Sheela Murthy is an entrepreneur, a philanthropist, a public speaker, and an internationally recognised US immigration lawyer. The Murthy Law Firm is the world’s pre-eminent US immigration law firm, with three affiliate offices in India – in Chennai, Hyderabad and Mumbai. Together with her husband, Vasant Nayak, Sheela co-founded the MurthyNAYAK Foundation, a non-profit dedicated to working on socially transformative projects to improve the lives of women, children and immigrants, in both India and her adopted country, the US.
Why did you decide to specialise in immigration law?
Deep down, I have a desire to help others and empower people. On top of that, personally I had an unpleasant experience with my immigration lawyer who did my processing. That lawyer did not respond to my calls or messages. I wanted to make a difference with the simple act of responding in a timely manner to our clients’ questions and concerns. I did not want any other person to have to go through the agony of waiting to hear back from the attorney. I wanted a law firm that was different from most of the others, in terms of helping and taking great care of our clients.
What qualities are essential for an immigration lawyer to have?
An immigration lawyer should have a strong knowledge of the law and a love of learning, to keep up with the constantly changing laws, regulations and policies. Empathy and compassion for clients, and the ability to see issues from the client’s perspective, are essential for the success of the lawyer and the law firm.
To what degree has the process of granting routine extensions of H1B and L-1 visas changed over the course of your career?
Over the past 30 years, since I have been practising, US immigration laws and policies have changed and are constantly in a state of flux. However, dramatic changes have occurred in the past two years. A “simple” H1B extension is now subject to an intensive and gruelling review. Notices of intent to deny (NOIDs) and requests for evidence (RFEs) on previously approved petitions are the new normal.
What factors have led to the increasing numbers of NOIDs and notices of intent to revoke (NOIRs)?
The Trump administration, and the signing of the April 2017 Buy American Hire American Executive Order, have resulted in ever-increasing NOIDs and NOIRs. The entire attitude of the USCIS, top down, has completely changed as well.
What impact is the increased quantity of work having on corporate immigration lawyers and the profession?
Overall most attorneys, paralegals and support staff are overworked and demoralised with the increased workload and the onslaught of RFEs, NOIDs, NOIRs and denials. Most practise because they want to help people in a positive manner, and the hard work resulting in denials, disheartens them. It is an unhealthy, toxic and stressful environment for many immigration lawyers and their staff, with the policies and processes changing with little or no notice.
The number of student visas has dropped considerably in recent years. What advice do you give to universities and students currently navigating the US immigration system?

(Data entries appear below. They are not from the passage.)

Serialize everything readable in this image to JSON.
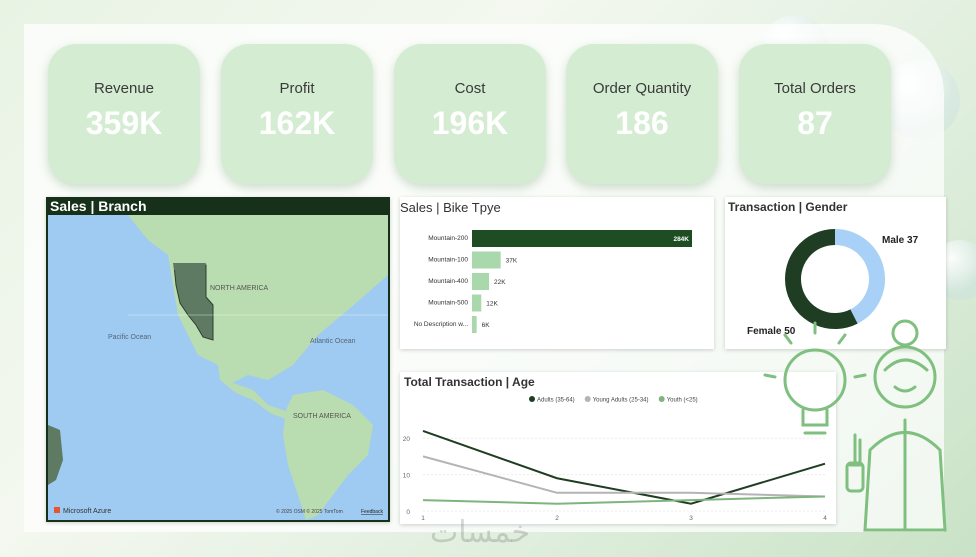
{
  "kpis": [
    {
      "title": "Revenue",
      "value": "359K"
    },
    {
      "title": "Profit",
      "value": "162K"
    },
    {
      "title": "Cost",
      "value": "196K"
    },
    {
      "title": "Order Quantity",
      "value": "186"
    },
    {
      "title": "Total Orders",
      "value": "87"
    }
  ],
  "map": {
    "title": "Sales | Branch",
    "labels": {
      "north_america": "NORTH AMERICA",
      "south_america": "SOUTH AMERICA",
      "pacific": "Pacific Ocean",
      "atlantic": "Atlantic Ocean"
    },
    "attribution_brand": "Microsoft Azure",
    "attribution_text": "© 2025 OSM © 2025 TomTom",
    "feedback": "Feedback"
  },
  "bike": {
    "title": "Sales | Bike Tpye"
  },
  "gender": {
    "title": "Transaction | Gender"
  },
  "age": {
    "title": "Total Transaction | Age"
  },
  "watermark": "خمسات",
  "colors": {
    "dark_green": "#1e4d24",
    "light_green": "#a8d8ac",
    "light_blue": "#a9d1f7",
    "kpi_bg": "#d4ecd2"
  },
  "chart_data": [
    {
      "type": "bar",
      "orientation": "horizontal",
      "title": "Sales | Bike Tpye",
      "categories": [
        "Mountain-200",
        "Mountain-100",
        "Mountain-400",
        "Mountain-500",
        "No Description w..."
      ],
      "values": [
        284000,
        37000,
        22000,
        12000,
        6000
      ],
      "labels": [
        "284K",
        "37K",
        "22K",
        "12K",
        "6K"
      ]
    },
    {
      "type": "pie",
      "variant": "donut",
      "title": "Transaction | Gender",
      "categories": [
        "Male",
        "Female"
      ],
      "values": [
        37,
        50
      ],
      "labels": [
        "Male 37",
        "Female 50"
      ]
    },
    {
      "type": "line",
      "title": "Total Transaction | Age",
      "x": [
        1,
        2,
        3,
        4
      ],
      "ylim": [
        0,
        25
      ],
      "yticks": [
        "0",
        "10",
        "20"
      ],
      "xticks": [
        "1",
        "2",
        "3",
        "4"
      ],
      "legend_position": "top",
      "series": [
        {
          "name": "Adults (35-64)",
          "values": [
            22,
            9,
            2,
            13
          ]
        },
        {
          "name": "Young Adults (25-34)",
          "values": [
            15,
            5,
            5,
            4
          ]
        },
        {
          "name": "Youth (<25)",
          "values": [
            3,
            2,
            3,
            4
          ]
        }
      ]
    }
  ]
}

It is a tough and unusual climate since the rules are in a state of flux – particularly for universities and students. Although there is a risk in waiting, since you may lose valuable time, some are choosing to wait it out to see if things will improve. The lawsuits and challenges by universities and students to the current polices of the administration will likely yield positive results, since a majority of the policies violate existing law and regulations. The UCSIS’s strict polices for F-1 OPT and F-1 CPT students is a dramatic change from prior administrations.
To what extent have immigration authorities expanded their focus to include high-skilled professionals, particularly in the technology industry?
The USCIS is heavily targeting IT professionals and the IT industry in general, especially those working at third-party client sites. Fraud Detection and National Security (FDNS) officers are going to client worksites, knocking on doors of H1B employers and emailing H1B employees, to look for any mismatch in the information, in order to revoke previously approved petitions. They are also looking to investigate and determine that there is employer fraud in the H1B process, even when none may exist.
What advice would you give to younger corporate immigration lawyers hoping to one day be in your position?
Hang in there! Believe that you are on the right side of the law. Today we have dark clouds but things will get better. Immigration law is one of the most gratifying and fulfilling areas of law because of the deep and meaningful impact we can each have on the lives of so many families that we are each so privileged to represent. Do not forget that by helping US employers attract highly skilled global talent, we are helping the US economy and making American stronger. To bring it full circle, when the foreign national employees send money back to their home countries, to assist their families living abroad, we are enriching the global community by helping families, in deep and meaningful ways that we may not even be aware of. So do not lose faith. Hang in there!